Basic funding for The Baffler now comes from a deal Summers struck in 2011 with MIT Press: The publisher would give Summers $33,000 per issue over the course of the next five years. While that’s more than the magazine historically had to work with, it’s not enough to fund everything that Summers wants to do. He talks about raising several million dollars to found a research institute—“like the conservatives have”—that would employ writers like Frank, Lehmann, and Graeber and give them license to explore their interests without having to hustle for book contracts and freelance assignments. “[We’d be] making the free-market dogma seem as ridiculous as it is,” he says.

So he has been forced to fundraise, to seek out the sorts of rich donors who might be willing to fund an anti-free-market organization. “We estimate there might be 200 to 500 of them,” Summers said last fall. “But you can’t just send them a letter.” At first, it was rough going. “One woman, we’d have very pleasant conversations,” he said. “At the end, there was nothing. And I realized: I paid for lunch. Every time. I lost money.” With some coaching, Summers has gradually learned how to approach these people and solicit donations.

There are other new responsibilities, too: meetings with publishers, speaking engagements. After a life spent primarily on the intellectual outskirts, he seems pleased and occasionally surprised to find himself in a position of relative prominence. “The company I keep is a hell of a lot better than when I was an adjunct teacher,” he says.

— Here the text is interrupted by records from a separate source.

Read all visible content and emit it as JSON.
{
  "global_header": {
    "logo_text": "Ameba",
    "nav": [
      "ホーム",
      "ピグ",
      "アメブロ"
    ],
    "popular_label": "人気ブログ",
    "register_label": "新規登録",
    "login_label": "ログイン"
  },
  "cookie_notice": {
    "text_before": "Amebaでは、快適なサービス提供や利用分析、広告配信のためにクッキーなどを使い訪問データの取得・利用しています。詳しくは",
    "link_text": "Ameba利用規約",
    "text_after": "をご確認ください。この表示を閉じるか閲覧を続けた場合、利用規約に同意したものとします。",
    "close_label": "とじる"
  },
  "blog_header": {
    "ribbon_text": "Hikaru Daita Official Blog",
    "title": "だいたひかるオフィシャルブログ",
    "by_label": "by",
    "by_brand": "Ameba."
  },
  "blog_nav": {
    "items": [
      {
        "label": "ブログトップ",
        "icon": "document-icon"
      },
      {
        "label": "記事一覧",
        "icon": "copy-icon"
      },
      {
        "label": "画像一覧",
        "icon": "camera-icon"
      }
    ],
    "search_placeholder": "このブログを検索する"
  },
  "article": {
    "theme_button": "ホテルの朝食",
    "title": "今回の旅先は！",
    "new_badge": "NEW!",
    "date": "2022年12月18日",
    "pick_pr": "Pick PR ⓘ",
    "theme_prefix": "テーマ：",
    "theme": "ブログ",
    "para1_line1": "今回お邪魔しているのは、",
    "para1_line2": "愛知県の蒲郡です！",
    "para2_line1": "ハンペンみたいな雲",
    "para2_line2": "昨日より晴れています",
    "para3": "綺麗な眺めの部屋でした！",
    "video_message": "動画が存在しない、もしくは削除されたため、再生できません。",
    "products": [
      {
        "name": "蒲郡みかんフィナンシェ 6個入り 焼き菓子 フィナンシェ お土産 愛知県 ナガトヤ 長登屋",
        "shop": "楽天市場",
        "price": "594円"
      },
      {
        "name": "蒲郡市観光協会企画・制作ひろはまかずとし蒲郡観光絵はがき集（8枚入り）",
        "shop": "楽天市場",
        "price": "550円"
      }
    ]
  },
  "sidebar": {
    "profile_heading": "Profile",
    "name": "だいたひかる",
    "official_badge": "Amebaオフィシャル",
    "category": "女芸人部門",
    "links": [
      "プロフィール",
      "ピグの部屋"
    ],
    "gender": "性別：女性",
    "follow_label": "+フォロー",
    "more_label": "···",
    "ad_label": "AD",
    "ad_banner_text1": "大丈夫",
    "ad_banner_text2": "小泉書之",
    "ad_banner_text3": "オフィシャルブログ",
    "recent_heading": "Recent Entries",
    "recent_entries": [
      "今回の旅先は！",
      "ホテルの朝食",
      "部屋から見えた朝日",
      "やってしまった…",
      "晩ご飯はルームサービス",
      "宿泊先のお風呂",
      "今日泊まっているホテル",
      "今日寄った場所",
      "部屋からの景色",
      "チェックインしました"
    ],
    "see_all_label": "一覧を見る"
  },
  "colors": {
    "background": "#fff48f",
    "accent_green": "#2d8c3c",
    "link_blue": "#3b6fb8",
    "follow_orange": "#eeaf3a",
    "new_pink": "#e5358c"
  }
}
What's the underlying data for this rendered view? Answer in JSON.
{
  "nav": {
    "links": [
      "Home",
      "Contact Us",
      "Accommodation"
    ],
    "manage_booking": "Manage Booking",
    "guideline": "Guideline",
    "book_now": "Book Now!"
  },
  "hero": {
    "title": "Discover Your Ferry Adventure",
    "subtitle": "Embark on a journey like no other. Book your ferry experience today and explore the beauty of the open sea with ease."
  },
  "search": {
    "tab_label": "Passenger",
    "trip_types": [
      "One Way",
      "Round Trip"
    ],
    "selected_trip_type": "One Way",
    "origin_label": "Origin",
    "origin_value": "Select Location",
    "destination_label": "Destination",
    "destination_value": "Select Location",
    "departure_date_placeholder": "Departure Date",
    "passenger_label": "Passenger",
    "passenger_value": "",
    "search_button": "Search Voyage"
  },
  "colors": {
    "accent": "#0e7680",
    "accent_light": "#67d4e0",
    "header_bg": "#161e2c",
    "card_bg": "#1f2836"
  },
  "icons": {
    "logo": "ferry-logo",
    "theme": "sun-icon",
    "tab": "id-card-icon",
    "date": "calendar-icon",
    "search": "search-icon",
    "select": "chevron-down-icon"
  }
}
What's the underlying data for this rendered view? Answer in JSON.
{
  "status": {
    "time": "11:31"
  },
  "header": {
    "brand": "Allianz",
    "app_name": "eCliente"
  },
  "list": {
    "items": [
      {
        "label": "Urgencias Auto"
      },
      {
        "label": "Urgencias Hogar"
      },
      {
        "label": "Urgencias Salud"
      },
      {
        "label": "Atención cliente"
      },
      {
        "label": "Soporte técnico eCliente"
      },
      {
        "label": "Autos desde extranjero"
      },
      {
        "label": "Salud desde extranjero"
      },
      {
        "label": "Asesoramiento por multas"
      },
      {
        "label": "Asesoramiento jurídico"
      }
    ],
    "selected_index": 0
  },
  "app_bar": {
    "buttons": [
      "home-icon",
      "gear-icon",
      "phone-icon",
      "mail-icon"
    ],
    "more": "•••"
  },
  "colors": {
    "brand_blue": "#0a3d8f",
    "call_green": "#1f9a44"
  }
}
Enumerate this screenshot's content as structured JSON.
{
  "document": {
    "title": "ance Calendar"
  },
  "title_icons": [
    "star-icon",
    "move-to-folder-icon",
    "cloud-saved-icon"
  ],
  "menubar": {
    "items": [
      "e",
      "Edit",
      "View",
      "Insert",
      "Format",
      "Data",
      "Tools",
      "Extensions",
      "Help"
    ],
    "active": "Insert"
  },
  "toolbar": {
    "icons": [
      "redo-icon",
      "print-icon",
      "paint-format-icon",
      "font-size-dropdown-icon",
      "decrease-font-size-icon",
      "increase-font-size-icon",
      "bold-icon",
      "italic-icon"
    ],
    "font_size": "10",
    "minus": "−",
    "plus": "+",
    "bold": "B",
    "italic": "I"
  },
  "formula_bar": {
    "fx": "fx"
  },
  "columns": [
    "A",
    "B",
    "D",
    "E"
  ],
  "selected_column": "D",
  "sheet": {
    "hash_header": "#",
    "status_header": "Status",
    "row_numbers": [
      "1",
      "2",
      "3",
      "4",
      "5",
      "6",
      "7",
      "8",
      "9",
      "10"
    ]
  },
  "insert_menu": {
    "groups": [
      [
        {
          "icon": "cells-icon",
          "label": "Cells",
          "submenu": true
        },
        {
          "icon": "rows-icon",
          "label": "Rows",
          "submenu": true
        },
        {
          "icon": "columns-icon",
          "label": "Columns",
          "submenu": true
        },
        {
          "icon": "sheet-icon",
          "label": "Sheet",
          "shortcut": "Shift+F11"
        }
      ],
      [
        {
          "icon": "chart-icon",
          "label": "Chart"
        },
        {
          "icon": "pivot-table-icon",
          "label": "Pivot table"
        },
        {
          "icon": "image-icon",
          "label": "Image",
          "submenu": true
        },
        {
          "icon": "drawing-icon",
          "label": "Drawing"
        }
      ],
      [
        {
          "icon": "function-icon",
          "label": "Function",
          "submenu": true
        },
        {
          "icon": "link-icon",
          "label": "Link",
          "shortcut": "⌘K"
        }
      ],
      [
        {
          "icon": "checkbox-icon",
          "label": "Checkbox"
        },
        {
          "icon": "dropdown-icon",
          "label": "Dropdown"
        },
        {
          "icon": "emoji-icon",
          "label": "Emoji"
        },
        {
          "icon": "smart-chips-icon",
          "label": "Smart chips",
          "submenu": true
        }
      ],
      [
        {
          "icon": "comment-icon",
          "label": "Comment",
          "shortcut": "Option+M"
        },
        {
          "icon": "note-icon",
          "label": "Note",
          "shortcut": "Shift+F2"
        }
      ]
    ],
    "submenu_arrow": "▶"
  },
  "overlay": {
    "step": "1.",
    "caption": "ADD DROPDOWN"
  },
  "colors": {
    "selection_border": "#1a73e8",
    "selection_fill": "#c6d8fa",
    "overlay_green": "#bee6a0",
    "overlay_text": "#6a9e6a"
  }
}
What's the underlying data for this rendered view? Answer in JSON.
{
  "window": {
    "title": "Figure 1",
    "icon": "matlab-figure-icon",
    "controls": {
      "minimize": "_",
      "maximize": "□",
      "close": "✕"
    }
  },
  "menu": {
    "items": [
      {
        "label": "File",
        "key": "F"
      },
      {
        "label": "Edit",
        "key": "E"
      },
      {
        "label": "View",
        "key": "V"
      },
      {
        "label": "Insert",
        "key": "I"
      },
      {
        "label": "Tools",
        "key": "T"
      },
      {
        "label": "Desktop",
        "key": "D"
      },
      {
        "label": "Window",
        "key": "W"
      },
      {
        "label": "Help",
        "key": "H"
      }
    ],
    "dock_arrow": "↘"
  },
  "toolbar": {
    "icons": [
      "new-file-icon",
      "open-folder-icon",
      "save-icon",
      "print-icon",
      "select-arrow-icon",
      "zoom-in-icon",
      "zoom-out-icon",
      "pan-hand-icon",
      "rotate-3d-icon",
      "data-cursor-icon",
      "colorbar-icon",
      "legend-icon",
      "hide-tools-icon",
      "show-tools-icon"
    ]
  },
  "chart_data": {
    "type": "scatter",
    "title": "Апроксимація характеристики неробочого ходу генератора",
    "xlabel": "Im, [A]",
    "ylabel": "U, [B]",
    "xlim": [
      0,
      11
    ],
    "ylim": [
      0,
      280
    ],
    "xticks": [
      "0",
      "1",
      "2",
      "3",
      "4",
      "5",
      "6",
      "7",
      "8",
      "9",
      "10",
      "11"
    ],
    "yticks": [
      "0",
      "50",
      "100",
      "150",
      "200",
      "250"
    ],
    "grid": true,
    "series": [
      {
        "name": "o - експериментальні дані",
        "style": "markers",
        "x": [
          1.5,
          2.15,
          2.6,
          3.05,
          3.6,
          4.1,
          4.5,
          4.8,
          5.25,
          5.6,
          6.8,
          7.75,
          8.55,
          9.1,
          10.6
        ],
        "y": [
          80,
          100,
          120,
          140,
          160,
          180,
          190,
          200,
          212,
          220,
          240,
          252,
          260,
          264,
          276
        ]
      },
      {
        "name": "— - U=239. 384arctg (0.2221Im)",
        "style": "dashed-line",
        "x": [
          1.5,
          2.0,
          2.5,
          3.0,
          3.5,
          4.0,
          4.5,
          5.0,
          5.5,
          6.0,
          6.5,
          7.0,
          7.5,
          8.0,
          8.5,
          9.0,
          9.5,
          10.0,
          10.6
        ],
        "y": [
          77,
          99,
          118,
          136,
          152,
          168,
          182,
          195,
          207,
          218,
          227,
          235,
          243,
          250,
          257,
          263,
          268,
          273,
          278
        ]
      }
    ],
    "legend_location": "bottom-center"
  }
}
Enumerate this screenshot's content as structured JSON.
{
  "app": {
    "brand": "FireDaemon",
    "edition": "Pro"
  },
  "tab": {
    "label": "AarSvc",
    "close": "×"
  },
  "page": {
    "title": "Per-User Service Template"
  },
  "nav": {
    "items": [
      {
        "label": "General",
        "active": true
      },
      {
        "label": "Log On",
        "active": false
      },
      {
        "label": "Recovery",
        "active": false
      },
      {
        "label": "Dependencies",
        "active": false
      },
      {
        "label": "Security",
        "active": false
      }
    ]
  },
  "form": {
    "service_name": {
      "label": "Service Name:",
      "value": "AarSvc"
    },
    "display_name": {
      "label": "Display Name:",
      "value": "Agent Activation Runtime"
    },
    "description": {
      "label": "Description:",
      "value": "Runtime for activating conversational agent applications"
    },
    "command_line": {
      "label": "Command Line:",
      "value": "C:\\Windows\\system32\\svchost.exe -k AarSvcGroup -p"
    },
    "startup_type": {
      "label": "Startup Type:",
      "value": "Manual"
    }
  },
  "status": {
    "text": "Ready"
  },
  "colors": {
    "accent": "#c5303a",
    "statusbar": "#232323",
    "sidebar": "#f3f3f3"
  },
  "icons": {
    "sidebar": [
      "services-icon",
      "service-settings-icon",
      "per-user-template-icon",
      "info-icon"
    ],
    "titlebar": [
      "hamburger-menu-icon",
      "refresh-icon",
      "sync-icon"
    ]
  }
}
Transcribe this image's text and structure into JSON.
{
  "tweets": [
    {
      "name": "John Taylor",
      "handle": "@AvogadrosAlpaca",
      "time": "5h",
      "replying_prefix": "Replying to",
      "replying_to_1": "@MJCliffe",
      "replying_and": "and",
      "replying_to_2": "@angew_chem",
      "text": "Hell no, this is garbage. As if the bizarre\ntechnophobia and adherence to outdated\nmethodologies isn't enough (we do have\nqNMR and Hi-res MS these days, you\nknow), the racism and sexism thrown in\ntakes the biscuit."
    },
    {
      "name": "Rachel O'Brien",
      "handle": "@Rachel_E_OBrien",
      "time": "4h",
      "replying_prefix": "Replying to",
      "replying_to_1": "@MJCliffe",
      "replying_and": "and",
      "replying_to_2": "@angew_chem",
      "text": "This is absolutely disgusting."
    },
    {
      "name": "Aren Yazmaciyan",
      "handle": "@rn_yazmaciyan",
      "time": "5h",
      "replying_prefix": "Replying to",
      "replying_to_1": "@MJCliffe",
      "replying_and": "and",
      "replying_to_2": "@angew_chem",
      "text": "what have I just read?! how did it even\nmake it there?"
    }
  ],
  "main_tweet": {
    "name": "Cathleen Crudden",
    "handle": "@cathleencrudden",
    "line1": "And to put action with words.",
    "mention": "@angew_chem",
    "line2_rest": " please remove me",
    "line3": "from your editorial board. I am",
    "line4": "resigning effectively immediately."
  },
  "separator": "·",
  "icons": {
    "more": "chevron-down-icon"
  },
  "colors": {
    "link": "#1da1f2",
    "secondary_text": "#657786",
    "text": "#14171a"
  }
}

Summers now travels from Boston to New York a couple times a month to meet with potential funders and donors. During a recent breakfast, he spoke of plans to put all the magazine’s archived content online, for free, in order to expand the audience and attract new readers. Despite his protestations to the contrary, he looked, for all the world, like a magazine editor. “This is the transformation,” he said, smiling as he reached for the check. “Now I have an iPhone, I have a second tie, and I can pay for breakfast.”


Justin Peters is editor-at-large of the Columbia Journalism Review.